The recommendationsSince no directions are given in the Bible on how we are to fast, it is left very much to our discretion in this matter. Common sense, and the purpose to be accomplished, must determine to a great extent how one is to fast. A severe-total fast might have been appropriate to Esther and the Jews in view of the impending carnage of God’s people throughout the kingdom. It would not be appropriate as a spiritual discipline for our personal piety, since we would be placed in great discomfort while having to carry on our daily routine without even quenching our thirst. The following is recommended:(i) Moderate-normal fast, once a week throughout the year, for personal piety. The weekly cycle of labour-and-rest sets a good rhythm for fasting (Ex. 20:8-9). Preferably, choose a week-day since much energy is expended in the Lord’s work on Sunday (preaching, outreach, etc.), and fellowship with other believers on that day often involves taking food and drink. Moreover, the week-days are the days when we spend most time in eating and interaction with the world, and least time with the Lord. It makes good sense to interrupt our daily routine by fasting and reminding ourselves of spiritual perspectives.(ii) Severe-normal fast for one or more days is recommended when there are special needs, such as when one is sorely tried by a temptation, when a Christian is about to be martyred, or when persecution is about to burst forth upon the church. The Directory for Public Worship of the Westminster Assembly appears to recommend moderate-total fast (i.e. total abstinence from sunrise to sunset, “which is to continue the whole day”) for every situation, and moderate-partial fast for the weak.(iii) Moderate-normal fast is recommended to a church corporately, lasting one week once a year. It is good to take stock of ourselves as a church, to thank God for blessings and gospel progress, to repent of sins, and to seek His blessing and guidance in the year ahead. Just as the individual believer may casually allow the days to pass by, the church may take for granted the years that pass by without proper reference to God. A Prayer-and-Fasting Week serves to jolt us to remembrance of these things.(iv) Moderate-normal fast should be practised by church leaders, and encouraged to church members, for important events such as the appointment of elders and the sending out of missionaries, the launching of new gospel ministries, etc. (Acts 13:2-3; 14:23).(v) Moderate-partial fast is recommended to those who are sick, have gastric problems, or are with child. It may simply involve the abstention of luxurious items such as cream-cakes and ice-creams, for the day. Or it may involve limiting oneself to a fruit and milk diet. With some individuals, it may not be practical to fast in any way. Note, however, that some physical sicknesses are brought about by sin, including gluttony (1 Cor. 11:30). It is clear that the moderate-normal fast would be the most commonly practised method of fasting. An individual who chooses to fast every Friday should eat as normal on the Thursday, and abstain from food from bedtime through to, say, 5.00 p.m. on the following day. Water is sipped as necessary throughout the day. He does not drink mugs and mugs of water to assuage his hunger, since that would be contrary to the spirit of fasting. A person who is fasting would not want to be distracted from a prayerful frame of mind by constant thoughts of food and drink! He then breaks fast by taking a light meal, perhaps a drink and some biscuits. This is in order not to excessively load the stomach immediately after the fast. Dinner follows an hour or two later. During the annual Prayer-and-Fasting Week practised in our church, which begins on the Sunday night through to Saturday evening, the church members would gather for a time of prayer at 8.00 p.m. everyday of the week in various homes, depending on where they live. The prayers will revolve around a theme for that day - confession and repentance, thanksgiving and praise, intercession, petition, and consecration. On the last day, Saturday, the whole church gathers together to have a time of sharing and prayer, after light refreshment has been served. A meal follows.

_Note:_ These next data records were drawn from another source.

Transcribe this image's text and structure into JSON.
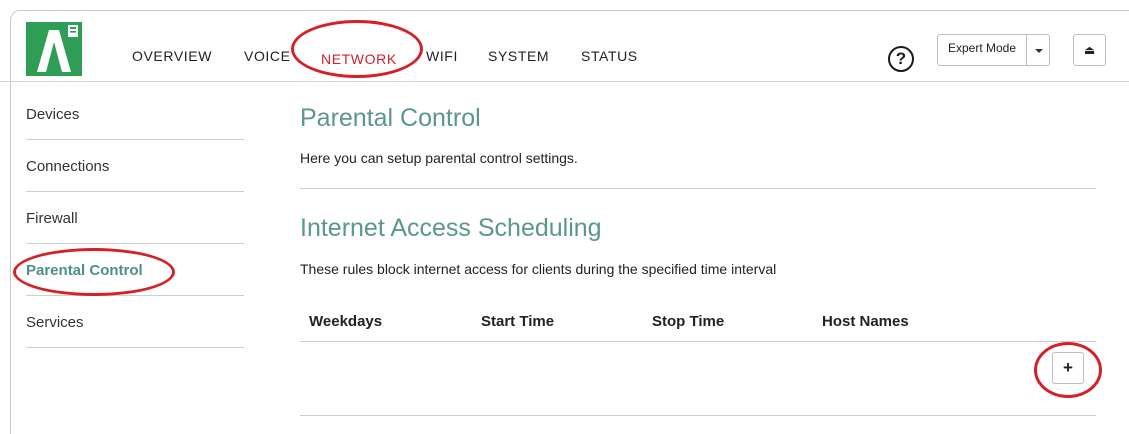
{
  "header": {
    "logo_icon": "a3-logo-icon",
    "nav": [
      {
        "label": "OVERVIEW",
        "active": false
      },
      {
        "label": "VOICE",
        "active": false
      },
      {
        "label": "NETWORK",
        "active": true
      },
      {
        "label": "WIFI",
        "active": false
      },
      {
        "label": "SYSTEM",
        "active": false
      },
      {
        "label": "STATUS",
        "active": false
      }
    ],
    "help_label": "?",
    "mode_label": "Expert Mode",
    "logout_label": "⏏"
  },
  "sidebar": {
    "items": [
      {
        "label": "Devices"
      },
      {
        "label": "Connections"
      },
      {
        "label": "Firewall"
      },
      {
        "label": "Parental Control"
      },
      {
        "label": "Services"
      }
    ]
  },
  "main": {
    "title": "Parental Control",
    "description": "Here you can setup parental control settings.",
    "section_title": "Internet Access Scheduling",
    "section_description": "These rules block internet access for clients during the specified time interval",
    "table_headers": [
      "Weekdays",
      "Start Time",
      "Stop Time",
      "Host Names"
    ],
    "add_label": "+"
  },
  "colors": {
    "accent": "#5b9690",
    "active_nav": "#d0202e",
    "logo_green": "#2e9e57",
    "annotation_red": "#d42026"
  }
}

The incentivesWe have noted the reasons for which we fast, as well as how fasting is to be carried out. It remains to note some benefits that may be expected from fasting:1. Physical well-being. Since body and soul are intimately united, we may expect that the spiritual discipline of fasting, in which both body and soul are involved, will lead to a sense of well-being. Moses came down from Mount Sinai with his face shining (Ex. 34:29). Daniel and his friends were visibly more healthy (Dan. 1:15).2. Spiritual well-being includes a clear conscience before God, a sense of God’s smile upon us, clarity of mind with regard to the things of God, calm resolution with regard to life, trust in God’s promises, and the certainty of reward in this life and the next (Mt. 6:18; 25:34-36).3. Effectiveness in Christian service (Mk. 9:29). Special wisdom will be given in understanding the times, discernment will be given in perplexing cases, divine help and strength will be experienced in dangerous or difficult situations, as one serves the Lord.ConclusionBy practising fasting for the right reasons, we stand in the tradition of all the godly men and women who believed in fasting, whose lives had been signally blessed by God. Apart from those characters in the Bible, we have the examples of Augustine of Hippo, John Calvin, Jonathan Edwards, David Brainerd, Robert Murray M’Cheyne, etc. To the Lord we fast, unto the Lord we are accountable, and... (echoing M’Cheyne): When this passing world is done,
When has sunk yon radiant sun,
When I stand with Christ on high,
Looking o’er life’s history:
Then, Lord, shall I fully know,
Not till then, how much I owe.